Paul Ryan- Republican House Speaker stated that this bill would let-up the program the White House publicized earlier this year in September to admit 10,000 Syrian refugees over the next year. He said that it was significant to act speedily “when our national security is at stake.”

Loretta Lynch- President Obama’s attorney general, after the House vote labelled such screening both not viable and impracticable. “To ask me to have my FBI director or other members of the administration make personal guarantees would effectively grind the program to a halt.”

In the wake of Paris attacks, some of the Republicans had expressed fears that some refugees could be militants who are determined to attack the United States. They noted that there were reports that in any case one Paris attacker may have sneaked into Europe along with migrants registered in Greece.

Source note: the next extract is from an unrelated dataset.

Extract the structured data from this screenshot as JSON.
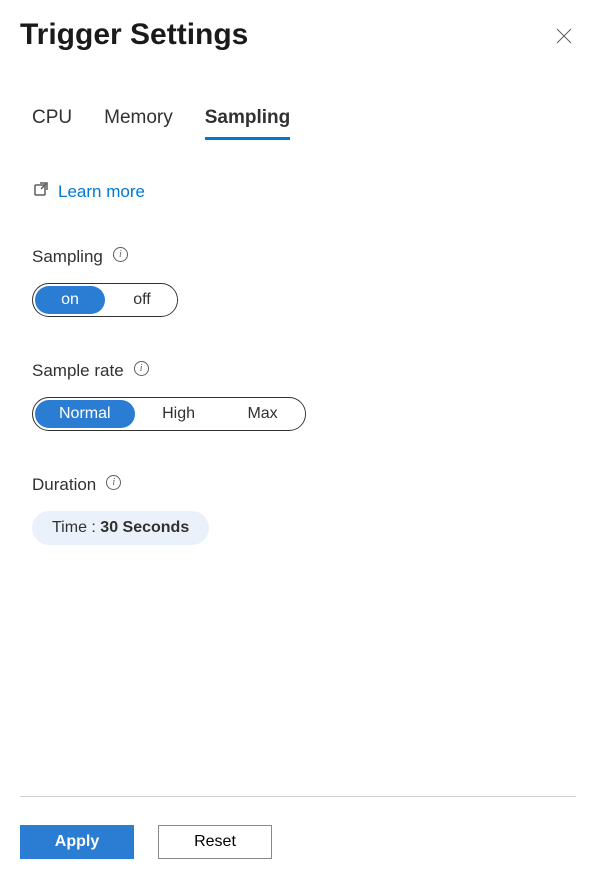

This Republican-backed legislation under which the strictest-ever U.S. screening of refugees from a war-torn Syria would be implemented; was passed with the two-thirds majority. The bill now goes to the Senate, if it passes in the Senate, each chamber would have to assemble a two-thirds majority to countermand President Obama’s veto.